In the 1st century B.C. the south of the Netherlands was conquered by Julius Cesar and was the frontier of the Roman Empire until its fall in the 5th century AD. Subsequently the area was inhabited by the Saxons and the Franks. In the 8th century it became part of the Sacred Roman Empire founded by Charlemagne, and at the time it was subdivided into several semi-independent fiefdoms, passing finally under the direct control of the imperial family of the Hapsburg.

The cities and places of interest

Amsterdam (over 1.1 million inhabitants), the Dutch capital, rises on over 100 islands connected by approximately 400 bridges, for which it is nicknamed "Northern Venice", and among its most unique attractions is the famous floating flower market. Amsterdam is the cultural center of the Netherlands, with great activity in the arts, dance, music and the theatre. Museums are a great attraction as well: the Van Gogh Museum, Rijksmuseum, Stedelijk Museum (dedicated to the contemporary art), the historical museum, the Jewish museum, the nautical museum (Scheppvartsmuseum) and the Madame Tussaud Museum. In the Jewish district it is possible to visit Anna Frank's house.

For lovers of nature and animals there is the Botanical Garden, an oasis in the city that goes back to the 17th century and counting today over 6,000 species from all over the world, the Amsterdam Zoo of, called Artis, or also go for walks into the Dutch countryside to the discovery of splendid ancient mills which were once used to power hydraulic pumps; and there is also national festival devoted to windmills, on May 11th.

Alkmaar is a city in North Holland where every week a cheese marketis kept (Edam and Gouda are the traditional Dutch cheeses).

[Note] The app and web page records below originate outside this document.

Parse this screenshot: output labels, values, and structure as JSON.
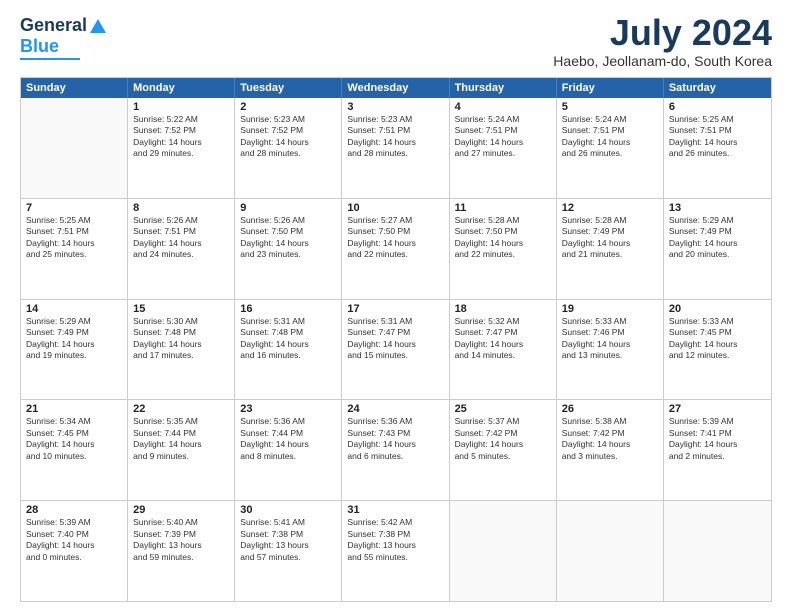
{
  "logo": {
    "line1": "General",
    "line2": "Blue"
  },
  "header": {
    "month": "July 2024",
    "location": "Haebo, Jeollanam-do, South Korea"
  },
  "weekdays": [
    "Sunday",
    "Monday",
    "Tuesday",
    "Wednesday",
    "Thursday",
    "Friday",
    "Saturday"
  ],
  "rows": [
    [
      {
        "day": "",
        "info": ""
      },
      {
        "day": "1",
        "info": "Sunrise: 5:22 AM\nSunset: 7:52 PM\nDaylight: 14 hours\nand 29 minutes."
      },
      {
        "day": "2",
        "info": "Sunrise: 5:23 AM\nSunset: 7:52 PM\nDaylight: 14 hours\nand 28 minutes."
      },
      {
        "day": "3",
        "info": "Sunrise: 5:23 AM\nSunset: 7:51 PM\nDaylight: 14 hours\nand 28 minutes."
      },
      {
        "day": "4",
        "info": "Sunrise: 5:24 AM\nSunset: 7:51 PM\nDaylight: 14 hours\nand 27 minutes."
      },
      {
        "day": "5",
        "info": "Sunrise: 5:24 AM\nSunset: 7:51 PM\nDaylight: 14 hours\nand 26 minutes."
      },
      {
        "day": "6",
        "info": "Sunrise: 5:25 AM\nSunset: 7:51 PM\nDaylight: 14 hours\nand 26 minutes."
      }
    ],
    [
      {
        "day": "7",
        "info": "Sunrise: 5:25 AM\nSunset: 7:51 PM\nDaylight: 14 hours\nand 25 minutes."
      },
      {
        "day": "8",
        "info": "Sunrise: 5:26 AM\nSunset: 7:51 PM\nDaylight: 14 hours\nand 24 minutes."
      },
      {
        "day": "9",
        "info": "Sunrise: 5:26 AM\nSunset: 7:50 PM\nDaylight: 14 hours\nand 23 minutes."
      },
      {
        "day": "10",
        "info": "Sunrise: 5:27 AM\nSunset: 7:50 PM\nDaylight: 14 hours\nand 22 minutes."
      },
      {
        "day": "11",
        "info": "Sunrise: 5:28 AM\nSunset: 7:50 PM\nDaylight: 14 hours\nand 22 minutes."
      },
      {
        "day": "12",
        "info": "Sunrise: 5:28 AM\nSunset: 7:49 PM\nDaylight: 14 hours\nand 21 minutes."
      },
      {
        "day": "13",
        "info": "Sunrise: 5:29 AM\nSunset: 7:49 PM\nDaylight: 14 hours\nand 20 minutes."
      }
    ],
    [
      {
        "day": "14",
        "info": "Sunrise: 5:29 AM\nSunset: 7:49 PM\nDaylight: 14 hours\nand 19 minutes."
      },
      {
        "day": "15",
        "info": "Sunrise: 5:30 AM\nSunset: 7:48 PM\nDaylight: 14 hours\nand 17 minutes."
      },
      {
        "day": "16",
        "info": "Sunrise: 5:31 AM\nSunset: 7:48 PM\nDaylight: 14 hours\nand 16 minutes."
      },
      {
        "day": "17",
        "info": "Sunrise: 5:31 AM\nSunset: 7:47 PM\nDaylight: 14 hours\nand 15 minutes."
      },
      {
        "day": "18",
        "info": "Sunrise: 5:32 AM\nSunset: 7:47 PM\nDaylight: 14 hours\nand 14 minutes."
      },
      {
        "day": "19",
        "info": "Sunrise: 5:33 AM\nSunset: 7:46 PM\nDaylight: 14 hours\nand 13 minutes."
      },
      {
        "day": "20",
        "info": "Sunrise: 5:33 AM\nSunset: 7:45 PM\nDaylight: 14 hours\nand 12 minutes."
      }
    ],
    [
      {
        "day": "21",
        "info": "Sunrise: 5:34 AM\nSunset: 7:45 PM\nDaylight: 14 hours\nand 10 minutes."
      },
      {
        "day": "22",
        "info": "Sunrise: 5:35 AM\nSunset: 7:44 PM\nDaylight: 14 hours\nand 9 minutes."
      },
      {
        "day": "23",
        "info": "Sunrise: 5:36 AM\nSunset: 7:44 PM\nDaylight: 14 hours\nand 8 minutes."
      },
      {
        "day": "24",
        "info": "Sunrise: 5:36 AM\nSunset: 7:43 PM\nDaylight: 14 hours\nand 6 minutes."
      },
      {
        "day": "25",
        "info": "Sunrise: 5:37 AM\nSunset: 7:42 PM\nDaylight: 14 hours\nand 5 minutes."
      },
      {
        "day": "26",
        "info": "Sunrise: 5:38 AM\nSunset: 7:42 PM\nDaylight: 14 hours\nand 3 minutes."
      },
      {
        "day": "27",
        "info": "Sunrise: 5:39 AM\nSunset: 7:41 PM\nDaylight: 14 hours\nand 2 minutes."
      }
    ],
    [
      {
        "day": "28",
        "info": "Sunrise: 5:39 AM\nSunset: 7:40 PM\nDaylight: 14 hours\nand 0 minutes."
      },
      {
        "day": "29",
        "info": "Sunrise: 5:40 AM\nSunset: 7:39 PM\nDaylight: 13 hours\nand 59 minutes."
      },
      {
        "day": "30",
        "info": "Sunrise: 5:41 AM\nSunset: 7:38 PM\nDaylight: 13 hours\nand 57 minutes."
      },
      {
        "day": "31",
        "info": "Sunrise: 5:42 AM\nSunset: 7:38 PM\nDaylight: 13 hours\nand 55 minutes."
      },
      {
        "day": "",
        "info": ""
      },
      {
        "day": "",
        "info": ""
      },
      {
        "day": "",
        "info": ""
      }
    ]
  ]
}
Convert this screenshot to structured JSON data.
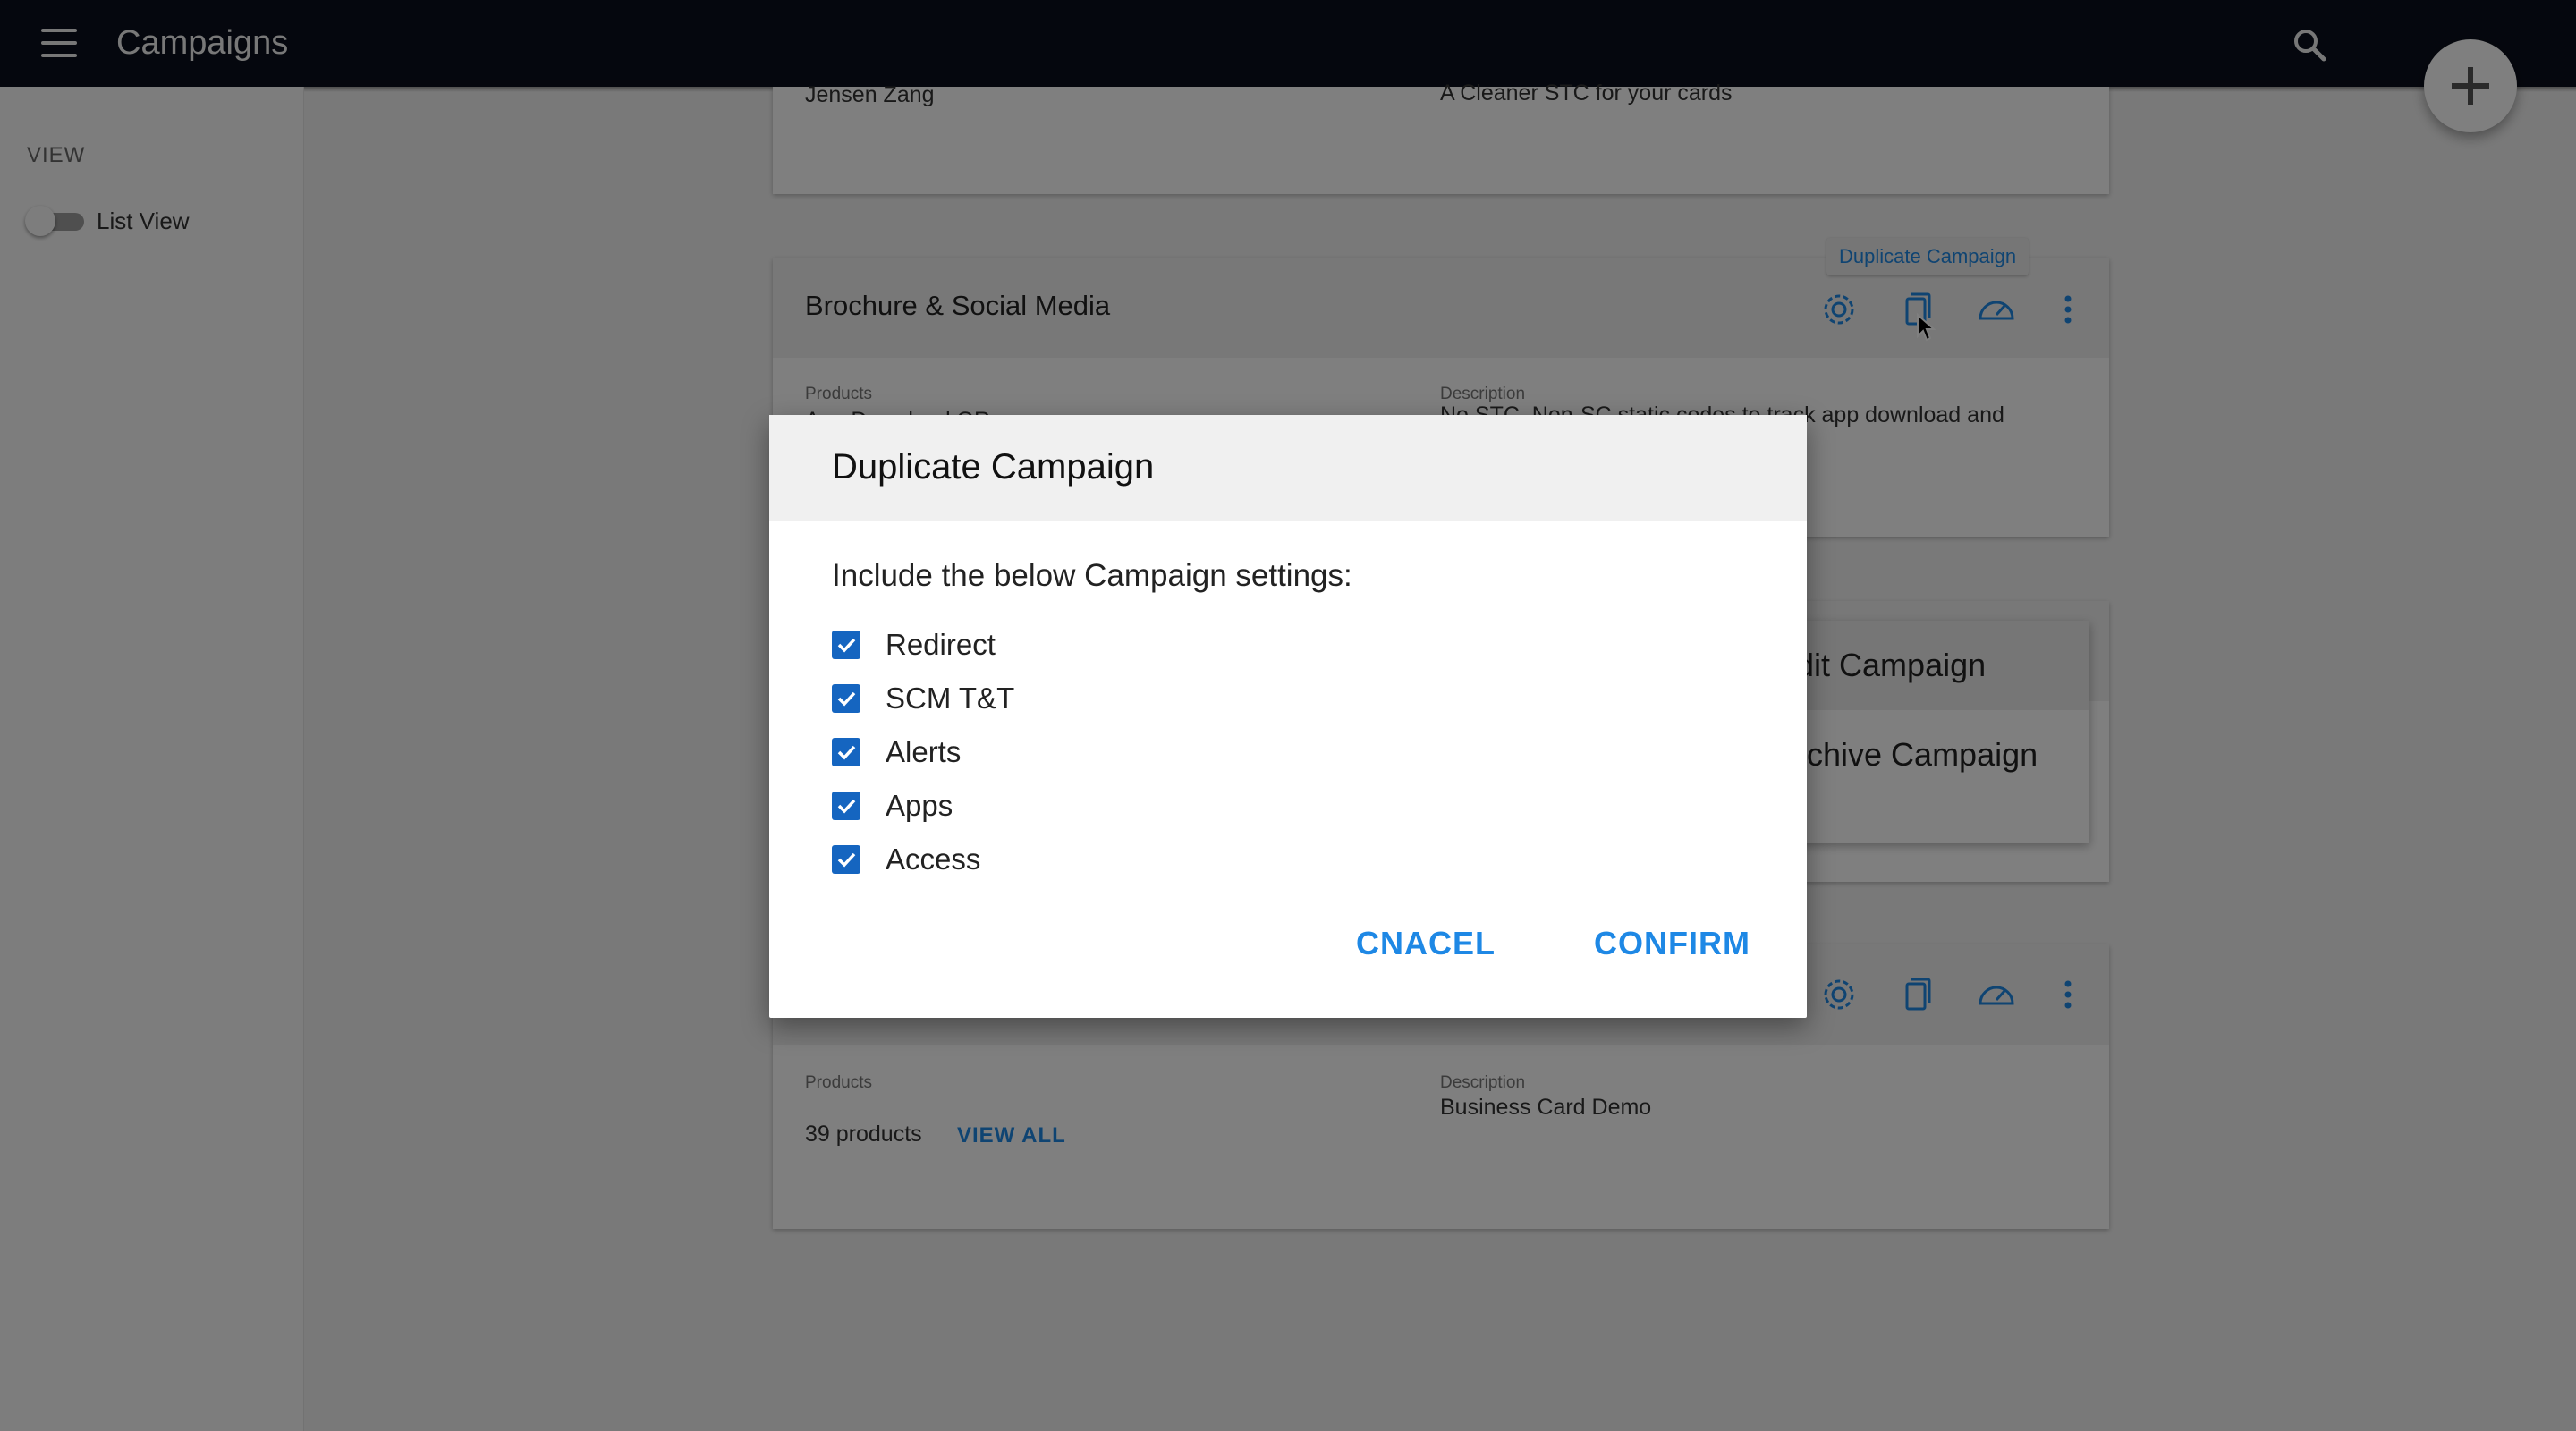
{
  "app_bar": {
    "title": "Campaigns"
  },
  "sidebar": {
    "section_label": "VIEW",
    "toggle_label": "List View",
    "toggle_on": false
  },
  "cards": [
    {
      "owner": "Jensen Zang",
      "description": "A Cleaner STC for your cards"
    },
    {
      "title": "Brochure & Social Media",
      "products_label": "Products",
      "products_value": "App Download QR",
      "description_label": "Description",
      "description": "No STC, Non-SC static codes to track app download and media."
    },
    {
      "products_label": "Products",
      "products_value": "39 products",
      "view_all": "VIEW ALL",
      "description_label": "Description",
      "description": "Business Card Demo"
    }
  ],
  "tooltip": "Duplicate Campaign",
  "context_menu": {
    "items": [
      "Edit Campaign",
      "Archive Campaign"
    ]
  },
  "dialog": {
    "title": "Duplicate Campaign",
    "description": "Include the below Campaign settings:",
    "options": [
      {
        "label": "Redirect",
        "checked": true
      },
      {
        "label": "SCM T&T",
        "checked": true
      },
      {
        "label": "Alerts",
        "checked": true
      },
      {
        "label": "Apps",
        "checked": true
      },
      {
        "label": "Access",
        "checked": true
      }
    ],
    "cancel_label": "CNACEL",
    "confirm_label": "CONFIRM"
  },
  "colors": {
    "accent": "#1e88e5",
    "checkbox": "#1565c0",
    "app_bar": "#0b0f1d"
  },
  "icons": [
    "menu-icon",
    "search-icon",
    "add-icon",
    "gear-icon",
    "copy-icon",
    "speedometer-icon",
    "more-vert-icon",
    "check-icon",
    "cursor-icon"
  ]
}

Other important centers are Rotterdam, whose port is among the first in the world for the volume of goods in transit, that also has renowned museums as the Boijmans-van Beuningen Museum, the Historisch Museum, and the Volkenkundig Museum. The Hague rises 4 meters under sea level and is protect by dikes; here is the seat of the government and the residents of the monarchy.

World Heritage Sites

Schokland and Surroundings * Defence Line of Amsterdam * Historic Area of Willemstad, Inner City and Harbour, Netherlands Antilles * Mill Network at Kinderdijk-Elshout * Ir.D.F. Woudagemaal (D.F. Wouda Steam Pumping Station) * Droogmakerij de Beemster (Beemster Polder) * Rietveld Schröderhuis (Rietveld Schröder House)